(Beginning of Data for processing)

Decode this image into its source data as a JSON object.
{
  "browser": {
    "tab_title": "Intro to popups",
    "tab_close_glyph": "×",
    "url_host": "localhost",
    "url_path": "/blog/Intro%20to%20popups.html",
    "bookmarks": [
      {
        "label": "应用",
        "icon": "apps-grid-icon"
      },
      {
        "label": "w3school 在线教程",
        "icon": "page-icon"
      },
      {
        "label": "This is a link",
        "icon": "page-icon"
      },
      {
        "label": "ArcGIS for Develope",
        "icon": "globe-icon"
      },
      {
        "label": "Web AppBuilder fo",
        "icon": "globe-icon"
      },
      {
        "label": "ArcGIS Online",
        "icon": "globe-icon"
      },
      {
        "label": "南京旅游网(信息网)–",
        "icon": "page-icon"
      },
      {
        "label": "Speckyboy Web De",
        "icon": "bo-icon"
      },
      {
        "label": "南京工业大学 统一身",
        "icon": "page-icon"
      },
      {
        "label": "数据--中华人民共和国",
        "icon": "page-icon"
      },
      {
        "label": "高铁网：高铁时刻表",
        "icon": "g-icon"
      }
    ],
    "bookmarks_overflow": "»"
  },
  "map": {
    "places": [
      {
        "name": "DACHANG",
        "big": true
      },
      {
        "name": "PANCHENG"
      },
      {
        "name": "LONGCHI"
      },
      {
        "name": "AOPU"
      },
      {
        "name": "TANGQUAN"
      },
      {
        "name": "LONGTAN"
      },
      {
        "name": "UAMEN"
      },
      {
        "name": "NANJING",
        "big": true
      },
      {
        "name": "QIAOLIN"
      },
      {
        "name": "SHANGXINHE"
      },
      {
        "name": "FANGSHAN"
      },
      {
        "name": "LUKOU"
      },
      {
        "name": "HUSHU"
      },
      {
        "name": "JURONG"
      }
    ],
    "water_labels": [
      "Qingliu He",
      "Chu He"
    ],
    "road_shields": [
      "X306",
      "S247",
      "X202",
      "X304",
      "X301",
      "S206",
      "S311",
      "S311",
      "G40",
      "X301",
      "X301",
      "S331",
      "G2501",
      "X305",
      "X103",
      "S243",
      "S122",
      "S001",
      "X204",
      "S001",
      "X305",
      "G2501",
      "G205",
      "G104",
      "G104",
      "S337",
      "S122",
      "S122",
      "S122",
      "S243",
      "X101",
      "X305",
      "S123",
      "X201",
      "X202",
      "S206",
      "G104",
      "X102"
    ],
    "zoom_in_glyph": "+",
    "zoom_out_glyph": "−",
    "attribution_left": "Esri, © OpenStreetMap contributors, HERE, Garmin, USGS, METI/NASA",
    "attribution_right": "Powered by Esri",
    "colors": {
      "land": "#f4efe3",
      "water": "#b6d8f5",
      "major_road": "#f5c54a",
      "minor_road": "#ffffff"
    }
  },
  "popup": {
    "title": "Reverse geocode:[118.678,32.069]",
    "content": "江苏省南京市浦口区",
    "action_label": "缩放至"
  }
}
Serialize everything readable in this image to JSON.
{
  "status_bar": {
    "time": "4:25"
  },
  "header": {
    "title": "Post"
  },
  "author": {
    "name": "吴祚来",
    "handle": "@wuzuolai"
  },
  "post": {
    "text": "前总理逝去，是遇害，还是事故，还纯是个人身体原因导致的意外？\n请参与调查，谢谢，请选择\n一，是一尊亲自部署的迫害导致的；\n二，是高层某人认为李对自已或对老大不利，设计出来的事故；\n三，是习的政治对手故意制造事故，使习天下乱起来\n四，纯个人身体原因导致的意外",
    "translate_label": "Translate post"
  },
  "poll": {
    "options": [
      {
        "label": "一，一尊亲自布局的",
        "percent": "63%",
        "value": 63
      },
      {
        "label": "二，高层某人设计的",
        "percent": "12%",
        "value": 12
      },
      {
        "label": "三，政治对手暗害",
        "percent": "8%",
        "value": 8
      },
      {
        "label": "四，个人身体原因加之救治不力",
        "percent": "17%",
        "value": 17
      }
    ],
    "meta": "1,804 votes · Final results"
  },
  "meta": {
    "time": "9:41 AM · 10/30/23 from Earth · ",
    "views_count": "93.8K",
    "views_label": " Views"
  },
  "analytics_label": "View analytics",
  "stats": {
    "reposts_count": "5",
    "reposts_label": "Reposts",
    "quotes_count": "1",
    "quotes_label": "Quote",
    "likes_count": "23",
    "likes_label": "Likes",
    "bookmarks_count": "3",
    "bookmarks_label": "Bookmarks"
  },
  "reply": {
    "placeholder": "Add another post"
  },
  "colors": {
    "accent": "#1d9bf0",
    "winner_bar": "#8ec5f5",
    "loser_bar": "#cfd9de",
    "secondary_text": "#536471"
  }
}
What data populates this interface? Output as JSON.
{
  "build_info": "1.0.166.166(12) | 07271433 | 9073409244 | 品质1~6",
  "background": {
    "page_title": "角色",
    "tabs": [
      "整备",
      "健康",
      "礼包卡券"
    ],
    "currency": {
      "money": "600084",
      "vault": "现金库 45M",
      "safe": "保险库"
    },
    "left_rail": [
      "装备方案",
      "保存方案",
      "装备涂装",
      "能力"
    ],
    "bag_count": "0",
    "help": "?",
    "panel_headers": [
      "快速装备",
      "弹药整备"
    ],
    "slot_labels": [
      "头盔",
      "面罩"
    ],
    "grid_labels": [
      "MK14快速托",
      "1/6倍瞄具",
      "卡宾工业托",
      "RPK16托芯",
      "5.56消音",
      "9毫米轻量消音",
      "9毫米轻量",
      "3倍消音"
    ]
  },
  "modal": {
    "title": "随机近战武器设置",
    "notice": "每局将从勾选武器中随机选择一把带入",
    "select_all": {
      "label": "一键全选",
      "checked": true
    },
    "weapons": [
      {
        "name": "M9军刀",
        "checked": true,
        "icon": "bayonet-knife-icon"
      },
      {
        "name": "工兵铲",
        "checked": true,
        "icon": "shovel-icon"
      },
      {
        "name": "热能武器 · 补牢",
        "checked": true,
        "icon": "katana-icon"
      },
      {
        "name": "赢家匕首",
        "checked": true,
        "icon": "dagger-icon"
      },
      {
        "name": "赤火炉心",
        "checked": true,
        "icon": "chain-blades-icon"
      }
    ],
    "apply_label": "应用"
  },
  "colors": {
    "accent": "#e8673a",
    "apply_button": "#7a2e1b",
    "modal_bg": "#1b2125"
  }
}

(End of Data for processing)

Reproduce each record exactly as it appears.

Decode this image into its source data as a JSON object.
{
  "browser": {
    "tab_title": "Intro to popups",
    "tab_close_glyph": "×",
    "url_host": "localhost",
    "url_path": "/blog/Intro%20to%20popups.html",
    "bookmarks": [
      {
        "label": "应用",
        "icon": "apps-grid-icon"
      },
      {
        "label": "w3school 在线教程",
        "icon": "page-icon"
      },
      {
        "label": "This is a link",
        "icon": "page-icon"
      },
      {
        "label": "ArcGIS for Develope",
        "icon": "globe-icon"
      },
      {
        "label": "Web AppBuilder fo",
        "icon": "globe-icon"
      },
      {
        "label": "ArcGIS Online",
        "icon": "globe-icon"
      },
      {
        "label": "南京旅游网(信息网)–",
        "icon": "page-icon"
      },
      {
        "label": "Speckyboy Web De",
        "icon": "bo-icon"
      },
      {
        "label": "南京工业大学 统一身",
        "icon": "page-icon"
      },
      {
        "label": "数据--中华人民共和国",
        "icon": "page-icon"
      },
      {
        "label": "高铁网：高铁时刻表",
        "icon": "g-icon"
      }
    ],
    "bookmarks_overflow": "»"
  },
  "map": {
    "places": [
      {
        "name": "DACHANG",
        "big": true
      },
      {
        "name": "PANCHENG"
      },
      {
        "name": "LONGCHI"
      },
      {
        "name": "AOPU"
      },
      {
        "name": "TANGQUAN"
      },
      {
        "name": "LONGTAN"
      },
      {
        "name": "UAMEN"
      },
      {
        "name": "NANJING",
        "big": true
      },
      {
        "name": "QIAOLIN"
      },
      {
        "name": "SHANGXINHE"
      },
      {
        "name": "FANGSHAN"
      },
      {
        "name": "LUKOU"
      },
      {
        "name": "HUSHU"
      },
      {
        "name": "JURONG"
      }
    ],
    "water_labels": [
      "Qingliu He",
      "Chu He"
    ],
    "road_shields": [
      "X306",
      "S247",
      "X202",
      "X304",
      "X301",
      "S206",
      "S311",
      "S311",
      "G40",
      "X301",
      "X301",
      "S331",
      "G2501",
      "X305",
      "X103",
      "S243",
      "S122",
      "S001",
      "X204",
      "S001",
      "X305",
      "G2501",
      "G205",
      "G104",
      "G104",
      "S337",
      "S122",
      "S122",
      "S122",
      "S243",
      "X101",
      "X305",
      "S123",
      "X201",
      "X202",
      "S206",
      "G104",
      "X102"
    ],
    "zoom_in_glyph": "+",
    "zoom_out_glyph": "−",
    "attribution_left": "Esri, © OpenStreetMap contributors, HERE, Garmin, USGS, METI/NASA",
    "attribution_right": "Powered by Esri",
    "colors": {
      "land": "#f4efe3",
      "water": "#b6d8f5",
      "major_road": "#f5c54a",
      "minor_road": "#ffffff"
    }
  },
  "popup": {
    "title": "Reverse geocode:[118.678,32.069]",
    "content": "江苏省南京市浦口区",
    "action_label": "缩放至"
  }
}
Serialize everything readable in this image to JSON.
{
  "status_bar": {
    "time": "4:25"
  },
  "header": {
    "title": "Post"
  },
  "author": {
    "name": "吴祚来",
    "handle": "@wuzuolai"
  },
  "post": {
    "text": "前总理逝去，是遇害，还是事故，还纯是个人身体原因导致的意外？\n请参与调查，谢谢，请选择\n一，是一尊亲自部署的迫害导致的；\n二，是高层某人认为李对自已或对老大不利，设计出来的事故；\n三，是习的政治对手故意制造事故，使习天下乱起来\n四，纯个人身体原因导致的意外",
    "translate_label": "Translate post"
  },
  "poll": {
    "options": [
      {
        "label": "一，一尊亲自布局的",
        "percent": "63%",
        "value": 63
      },
      {
        "label": "二，高层某人设计的",
        "percent": "12%",
        "value": 12
      },
      {
        "label": "三，政治对手暗害",
        "percent": "8%",
        "value": 8
      },
      {
        "label": "四，个人身体原因加之救治不力",
        "percent": "17%",
        "value": 17
      }
    ],
    "meta": "1,804 votes · Final results"
  },
  "meta": {
    "time": "9:41 AM · 10/30/23 from Earth · ",
    "views_count": "93.8K",
    "views_label": " Views"
  },
  "analytics_label": "View analytics",
  "stats": {
    "reposts_count": "5",
    "reposts_label": "Reposts",
    "quotes_count": "1",
    "quotes_label": "Quote",
    "likes_count": "23",
    "likes_label": "Likes",
    "bookmarks_count": "3",
    "bookmarks_label": "Bookmarks"
  },
  "reply": {
    "placeholder": "Add another post"
  },
  "colors": {
    "accent": "#1d9bf0",
    "winner_bar": "#8ec5f5",
    "loser_bar": "#cfd9de",
    "secondary_text": "#536471"
  }
}
What data populates this interface? Output as JSON.
{
  "build_info": "1.0.166.166(12) | 07271433 | 9073409244 | 品质1~6",
  "background": {
    "page_title": "角色",
    "tabs": [
      "整备",
      "健康",
      "礼包卡券"
    ],
    "currency": {
      "money": "600084",
      "vault": "现金库 45M",
      "safe": "保险库"
    },
    "left_rail": [
      "装备方案",
      "保存方案",
      "装备涂装",
      "能力"
    ],
    "bag_count": "0",
    "help": "?",
    "panel_headers": [
      "快速装备",
      "弹药整备"
    ],
    "slot_labels": [
      "头盔",
      "面罩"
    ],
    "grid_labels": [
      "MK14快速托",
      "1/6倍瞄具",
      "卡宾工业托",
      "RPK16托芯",
      "5.56消音",
      "9毫米轻量消音",
      "9毫米轻量",
      "3倍消音"
    ]
  },
  "modal": {
    "title": "随机近战武器设置",
    "notice": "每局将从勾选武器中随机选择一把带入",
    "select_all": {
      "label": "一键全选",
      "checked": true
    },
    "weapons": [
      {
        "name": "M9军刀",
        "checked": true,
        "icon": "bayonet-knife-icon"
      },
      {
        "name": "工兵铲",
        "checked": true,
        "icon": "shovel-icon"
      },
      {
        "name": "热能武器 · 补牢",
        "checked": true,
        "icon": "katana-icon"
      },
      {
        "name": "赢家匕首",
        "checked": true,
        "icon": "dagger-icon"
      },
      {
        "name": "赤火炉心",
        "checked": true,
        "icon": "chain-blades-icon"
      }
    ],
    "apply_label": "应用"
  },
  "colors": {
    "accent": "#e8673a",
    "apply_button": "#7a2e1b",
    "modal_bg": "#1b2125"
  }
}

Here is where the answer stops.